||This article includes a list of references, related reading or external links, but its sources remain unclear because it lacks inline citations. (September 2014)|
Operation Wieniec (Polish: Akcja Wieniec, "Operation Garland") was a large-scale World War II anti-Nazi Home Army operation. It took place on the night of 7 to 8 October 1942, targeting rail infrastructure near Warsaw. Similar operations, aimed at disrupting German transport and communications in occupied Poland, occurred in subsequent months and years, targeting railroads, bridges and supply depots, primarily near transport hubs such as Warsaw and Lublin.

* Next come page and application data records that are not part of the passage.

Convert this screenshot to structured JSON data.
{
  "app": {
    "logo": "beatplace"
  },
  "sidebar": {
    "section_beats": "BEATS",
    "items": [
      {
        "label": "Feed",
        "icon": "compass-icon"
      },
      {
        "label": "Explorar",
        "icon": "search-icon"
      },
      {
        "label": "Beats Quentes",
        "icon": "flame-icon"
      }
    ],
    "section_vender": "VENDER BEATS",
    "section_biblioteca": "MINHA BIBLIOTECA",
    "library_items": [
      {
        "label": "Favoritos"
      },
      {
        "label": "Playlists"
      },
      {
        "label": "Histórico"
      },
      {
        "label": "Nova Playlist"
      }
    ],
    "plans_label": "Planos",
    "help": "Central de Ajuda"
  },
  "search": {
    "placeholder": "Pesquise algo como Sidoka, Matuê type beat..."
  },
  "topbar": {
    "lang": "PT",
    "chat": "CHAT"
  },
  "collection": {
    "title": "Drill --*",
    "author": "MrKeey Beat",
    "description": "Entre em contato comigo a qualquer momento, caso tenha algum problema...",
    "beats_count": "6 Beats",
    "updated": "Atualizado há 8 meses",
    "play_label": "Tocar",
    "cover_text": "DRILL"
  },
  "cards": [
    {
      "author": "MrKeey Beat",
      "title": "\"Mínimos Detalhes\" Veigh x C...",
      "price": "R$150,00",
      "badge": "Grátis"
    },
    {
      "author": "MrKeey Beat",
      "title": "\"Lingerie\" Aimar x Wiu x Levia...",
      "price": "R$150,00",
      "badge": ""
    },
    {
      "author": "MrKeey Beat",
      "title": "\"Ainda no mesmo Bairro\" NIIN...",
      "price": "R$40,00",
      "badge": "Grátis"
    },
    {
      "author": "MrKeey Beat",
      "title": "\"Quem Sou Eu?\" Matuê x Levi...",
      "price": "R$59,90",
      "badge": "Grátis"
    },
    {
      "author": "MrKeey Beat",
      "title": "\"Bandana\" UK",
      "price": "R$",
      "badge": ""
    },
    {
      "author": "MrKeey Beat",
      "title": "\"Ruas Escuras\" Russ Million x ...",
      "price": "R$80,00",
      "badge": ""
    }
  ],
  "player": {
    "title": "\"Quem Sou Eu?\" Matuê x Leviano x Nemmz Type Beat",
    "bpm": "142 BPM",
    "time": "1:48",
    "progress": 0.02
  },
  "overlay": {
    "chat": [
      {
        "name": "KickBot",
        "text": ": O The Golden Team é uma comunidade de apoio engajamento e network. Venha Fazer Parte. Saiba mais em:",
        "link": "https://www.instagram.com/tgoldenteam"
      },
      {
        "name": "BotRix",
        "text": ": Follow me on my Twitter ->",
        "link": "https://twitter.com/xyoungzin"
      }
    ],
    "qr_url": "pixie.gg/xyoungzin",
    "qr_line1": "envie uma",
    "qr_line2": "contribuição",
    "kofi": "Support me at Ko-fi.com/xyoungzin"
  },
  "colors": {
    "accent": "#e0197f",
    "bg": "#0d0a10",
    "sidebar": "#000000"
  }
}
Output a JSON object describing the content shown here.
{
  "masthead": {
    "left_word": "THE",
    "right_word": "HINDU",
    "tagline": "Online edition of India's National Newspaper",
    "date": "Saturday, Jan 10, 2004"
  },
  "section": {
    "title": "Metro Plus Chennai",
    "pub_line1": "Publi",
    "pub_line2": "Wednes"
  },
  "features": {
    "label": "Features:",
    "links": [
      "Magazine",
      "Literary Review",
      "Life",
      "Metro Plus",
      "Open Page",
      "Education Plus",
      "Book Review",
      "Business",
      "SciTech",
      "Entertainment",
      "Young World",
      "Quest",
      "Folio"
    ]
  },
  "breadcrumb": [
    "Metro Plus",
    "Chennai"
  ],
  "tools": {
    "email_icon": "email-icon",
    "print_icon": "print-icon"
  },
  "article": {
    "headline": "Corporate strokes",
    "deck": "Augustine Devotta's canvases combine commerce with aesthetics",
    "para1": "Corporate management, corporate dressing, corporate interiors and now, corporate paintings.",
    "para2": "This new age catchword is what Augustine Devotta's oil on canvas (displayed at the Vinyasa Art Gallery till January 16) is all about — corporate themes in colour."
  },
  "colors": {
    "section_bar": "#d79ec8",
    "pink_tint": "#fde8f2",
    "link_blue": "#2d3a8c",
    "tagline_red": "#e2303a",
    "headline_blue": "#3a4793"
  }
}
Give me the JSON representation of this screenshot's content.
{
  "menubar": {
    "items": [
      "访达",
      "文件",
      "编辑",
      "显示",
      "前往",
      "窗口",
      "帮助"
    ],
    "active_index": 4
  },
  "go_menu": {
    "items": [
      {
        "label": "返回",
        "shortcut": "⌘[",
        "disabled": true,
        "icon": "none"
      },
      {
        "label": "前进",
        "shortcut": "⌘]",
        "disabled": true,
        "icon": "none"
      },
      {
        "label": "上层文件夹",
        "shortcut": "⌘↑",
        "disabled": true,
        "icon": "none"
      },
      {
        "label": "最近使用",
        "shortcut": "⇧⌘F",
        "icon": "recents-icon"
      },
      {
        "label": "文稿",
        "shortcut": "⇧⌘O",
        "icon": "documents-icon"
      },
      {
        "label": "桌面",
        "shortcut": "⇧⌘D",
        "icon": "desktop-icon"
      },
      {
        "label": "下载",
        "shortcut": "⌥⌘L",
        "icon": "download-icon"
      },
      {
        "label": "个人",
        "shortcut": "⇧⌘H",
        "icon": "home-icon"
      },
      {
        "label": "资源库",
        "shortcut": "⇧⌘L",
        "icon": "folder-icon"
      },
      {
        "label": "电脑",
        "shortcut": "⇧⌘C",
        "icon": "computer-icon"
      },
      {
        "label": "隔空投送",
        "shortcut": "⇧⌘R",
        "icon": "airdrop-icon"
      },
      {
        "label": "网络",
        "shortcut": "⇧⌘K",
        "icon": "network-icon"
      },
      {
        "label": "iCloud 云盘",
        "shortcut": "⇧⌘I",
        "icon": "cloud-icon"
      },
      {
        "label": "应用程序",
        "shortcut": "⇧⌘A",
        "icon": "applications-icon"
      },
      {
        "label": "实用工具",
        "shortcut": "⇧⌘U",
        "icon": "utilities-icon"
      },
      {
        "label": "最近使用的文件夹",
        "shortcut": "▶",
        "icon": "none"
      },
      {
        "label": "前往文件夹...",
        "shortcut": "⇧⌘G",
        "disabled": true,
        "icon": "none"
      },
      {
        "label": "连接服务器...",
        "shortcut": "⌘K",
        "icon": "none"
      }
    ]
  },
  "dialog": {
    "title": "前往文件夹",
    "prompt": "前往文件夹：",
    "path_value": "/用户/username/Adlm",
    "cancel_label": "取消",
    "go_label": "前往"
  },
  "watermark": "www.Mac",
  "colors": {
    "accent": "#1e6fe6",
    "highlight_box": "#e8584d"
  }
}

Permission to carry out the operation was granted on 5 August 1942 by General Wladyslaw Sikorski. Preparations were started immediately, upon order of General Stefan Rowecki, who obliged Colonel Antoni Chrusciel to make the pioneers ready. The Home Army headquarters selected Colonel Zbigniew Lewandowski as commandant of the operation, together with Colonel Jozef Pszenny, Colonel Leon Tarajkiewicz and Zofia Franio. The purpose of the action was to paralyse rail transports in the area of Warsaw, and it was to be carried out by 40 men, divided into eight teams. General Rowecki decided that Wieniec would take place in the night of October 7–8, 1942.
The eight teams were divided into two groups. The first one, under Jozef Pszenny, operated on the right bank of the Vistula, the second one, under Zbigniew Lewandowski, operated on the left bank of the river. Pszenny’s team, consisting of four groups, began the operation on October 8, at 0:25, when the group of Sergeant Waclaw Klosiewicz blew up rail tracks on the route from Warsaw to Malkinia (near Zielonka). Two minutes later, the group of Colonel Mieczyslaw Zborowicz blew up tracks on a concrete bridge near Anin, on the route from Warsaw to Deblin. At 1:10, the group of Colonel Jozef Pszenny blew up tracks on the route Warsaw - Siedlce, near Rembertow. At the same time, the group of Colonel Wladyslaw Babczynski blew up tracks on the route Warsaw - Dzialdowo, north of Warsaw.
The team of Colonel Lewandowskiego, also consisting of four groups, operated on the left bank of the Vistula. It began its action app. 90 minutes later. At 2:10, the group of Lewandowski blew up tracks between stations Warsaw West and Warsaw Wlochy. Nearby operating group of Colonel Leon Tarajkiewicz blew up tracks towards Radom. A female group of Antonina Mijal blew tracks on the route towards Piaseczno, and finally, at 2:45, the group of Colonel Stanislaw Gasiorowski destroyed tracks on the route towards Skierniewice.
As a result of the operation, rail traffic in Warsaw was stopped for almost 12 hours. No losses were reported by Polish groups, and fearing German reprisals, the Home Army tried to present the operation as the work of Soviet guerillas, sent to Poland by air. The Germans, however, punished Polish civilians, shooting 39 inmates of the Pawiak prison (Oct 15.), and publicly hanging further 50 inmates.